The Value of a Name. Applications are called applications and quote sheets are called quote sheets for good reasons. A quote sheet is only supposed to be for quoting and even then, it is a conditional quote. It is conditional depending on whether the insured completes the application per the data provided for the quote and it depends on whether any other information, positive or negative, develops such as a poor CLUE report or a poor MVR. Furthermore, a quote sheet is a document involving the prospective insured and the agency.
An application is a document between the prospective insured and the insurance company. This is a critical difference. Additionally, while a quote is informal, an application is a formal document. The legal wording at the bottom of applications likely has material meaning. In particular, the insured is warranting the information provided is true and accurate. No such warranty is part of a quote. This means that it is imperative the insured complete the application on their own and sign it. If the agent completes the application, then whose responsibility is it for mistakes? What happens when the agent makes mistakes and the insured does not even sign the application? Heaven forbid someone at the agency signs the application for the insured.

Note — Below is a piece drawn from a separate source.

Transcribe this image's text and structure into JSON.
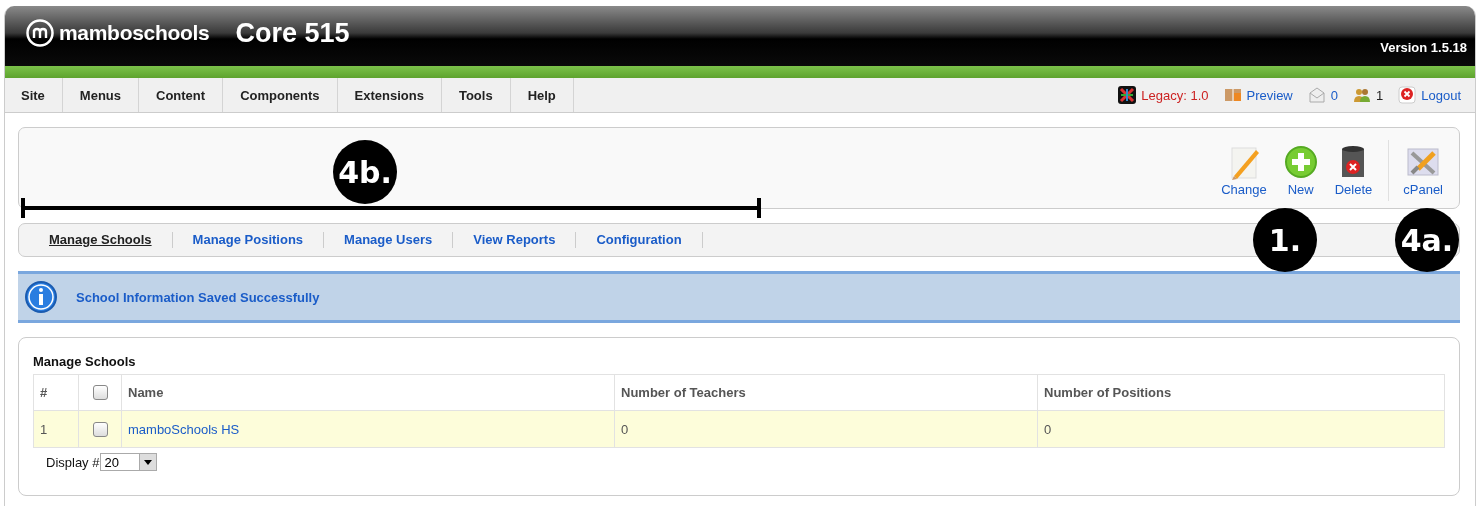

The best practice is to always have the insured complete a formal application and sign it.